WORK ITEM >> Repeat the entries that follow from start to finish, keeping every character.

Dataset rows for apps and sites >>
- - - - -

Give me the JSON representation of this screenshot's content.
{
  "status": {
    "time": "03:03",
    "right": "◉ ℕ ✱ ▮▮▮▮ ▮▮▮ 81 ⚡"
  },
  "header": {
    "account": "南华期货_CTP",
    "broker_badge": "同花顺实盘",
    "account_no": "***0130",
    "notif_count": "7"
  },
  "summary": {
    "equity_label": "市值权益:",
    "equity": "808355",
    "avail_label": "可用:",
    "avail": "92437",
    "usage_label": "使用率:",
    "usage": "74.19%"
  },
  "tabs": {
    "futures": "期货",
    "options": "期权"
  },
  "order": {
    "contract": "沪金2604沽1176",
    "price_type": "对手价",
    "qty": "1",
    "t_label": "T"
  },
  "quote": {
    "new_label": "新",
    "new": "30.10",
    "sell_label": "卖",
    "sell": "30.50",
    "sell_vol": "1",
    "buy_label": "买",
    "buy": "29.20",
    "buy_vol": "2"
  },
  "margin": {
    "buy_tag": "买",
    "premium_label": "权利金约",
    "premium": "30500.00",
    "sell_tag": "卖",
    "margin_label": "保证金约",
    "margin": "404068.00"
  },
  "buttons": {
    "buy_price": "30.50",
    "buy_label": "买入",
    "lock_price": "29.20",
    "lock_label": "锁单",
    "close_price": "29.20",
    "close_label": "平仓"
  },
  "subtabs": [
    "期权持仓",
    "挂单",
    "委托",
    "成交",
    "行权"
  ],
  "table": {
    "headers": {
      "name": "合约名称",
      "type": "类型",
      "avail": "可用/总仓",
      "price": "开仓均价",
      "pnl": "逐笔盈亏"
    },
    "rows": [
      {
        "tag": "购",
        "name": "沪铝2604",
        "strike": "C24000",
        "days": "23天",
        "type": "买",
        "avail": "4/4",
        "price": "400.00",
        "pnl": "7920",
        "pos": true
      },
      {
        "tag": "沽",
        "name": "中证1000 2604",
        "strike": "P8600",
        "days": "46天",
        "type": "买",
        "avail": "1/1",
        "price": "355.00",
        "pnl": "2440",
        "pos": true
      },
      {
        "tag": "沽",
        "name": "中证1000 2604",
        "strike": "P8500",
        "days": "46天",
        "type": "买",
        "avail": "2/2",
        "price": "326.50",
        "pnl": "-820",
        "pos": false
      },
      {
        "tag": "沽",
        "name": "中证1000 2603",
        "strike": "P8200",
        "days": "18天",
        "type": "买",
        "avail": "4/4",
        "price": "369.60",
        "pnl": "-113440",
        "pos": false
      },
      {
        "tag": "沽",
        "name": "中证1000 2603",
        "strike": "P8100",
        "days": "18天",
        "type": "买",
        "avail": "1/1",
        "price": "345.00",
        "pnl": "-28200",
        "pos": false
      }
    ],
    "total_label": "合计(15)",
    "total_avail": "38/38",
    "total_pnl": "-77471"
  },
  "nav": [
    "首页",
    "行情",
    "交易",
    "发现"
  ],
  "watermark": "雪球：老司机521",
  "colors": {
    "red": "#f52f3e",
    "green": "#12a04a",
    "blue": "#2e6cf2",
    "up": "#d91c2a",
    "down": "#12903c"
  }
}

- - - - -

SOLUTION TO THIS EXERCISE >>
Give me the JSON representation of this screenshot's content.
{
  "status": {
    "time": "03:03",
    "right": "◉ ℕ ✱ ▮▮▮▮ ▮▮▮ 81 ⚡"
  },
  "header": {
    "account": "南华期货_CTP",
    "broker_badge": "同花顺实盘",
    "account_no": "***0130",
    "notif_count": "7"
  },
  "summary": {
    "equity_label": "市值权益:",
    "equity": "808355",
    "avail_label": "可用:",
    "avail": "92437",
    "usage_label": "使用率:",
    "usage": "74.19%"
  },
  "tabs": {
    "futures": "期货",
    "options": "期权"
  },
  "order": {
    "contract": "沪金2604沽1176",
    "price_type": "对手价",
    "qty": "1",
    "t_label": "T"
  },
  "quote": {
    "new_label": "新",
    "new": "30.10",
    "sell_label": "卖",
    "sell": "30.50",
    "sell_vol": "1",
    "buy_label": "买",
    "buy": "29.20",
    "buy_vol": "2"
  },
  "margin": {
    "buy_tag": "买",
    "premium_label": "权利金约",
    "premium": "30500.00",
    "sell_tag": "卖",
    "margin_label": "保证金约",
    "margin": "404068.00"
  },
  "buttons": {
    "buy_price": "30.50",
    "buy_label": "买入",
    "lock_price": "29.20",
    "lock_label": "锁单",
    "close_price": "29.20",
    "close_label": "平仓"
  },
  "subtabs": [
    "期权持仓",
    "挂单",
    "委托",
    "成交",
    "行权"
  ],
  "table": {
    "headers": {
      "name": "合约名称",
      "type": "类型",
      "avail": "可用/总仓",
      "price": "开仓均价",
      "pnl": "逐笔盈亏"
    },
    "rows": [
      {
        "tag": "购",
        "name": "沪铝2604",
        "strike": "C24000",
        "days": "23天",
        "type": "买",
        "avail": "4/4",
        "price": "400.00",
        "pnl": "7920",
        "pos": true
      },
      {
        "tag": "沽",
        "name": "中证1000 2604",
        "strike": "P8600",
        "days": "46天",
        "type": "买",
        "avail": "1/1",
        "price": "355.00",
        "pnl": "2440",
        "pos": true
      },
      {
        "tag": "沽",
        "name": "中证1000 2604",
        "strike": "P8500",
        "days": "46天",
        "type": "买",
        "avail": "2/2",
        "price": "326.50",
        "pnl": "-820",
        "pos": false
      },
      {
        "tag": "沽",
        "name": "中证1000 2603",
        "strike": "P8200",
        "days": "18天",
        "type": "买",
        "avail": "4/4",
        "price": "369.60",
        "pnl": "-113440",
        "pos": false
      },
      {
        "tag": "沽",
        "name": "中证1000 2603",
        "strike": "P8100",
        "days": "18天",
        "type": "买",
        "avail": "1/1",
        "price": "345.00",
        "pnl": "-28200",
        "pos": false
      }
    ],
    "total_label": "合计(15)",
    "total_avail": "38/38",
    "total_pnl": "-77471"
  },
  "nav": [
    "首页",
    "行情",
    "交易",
    "发现"
  ],
  "watermark": "雪球：老司机521",
  "colors": {
    "red": "#f52f3e",
    "green": "#12a04a",
    "blue": "#2e6cf2",
    "up": "#d91c2a",
    "down": "#12903c"
  }
}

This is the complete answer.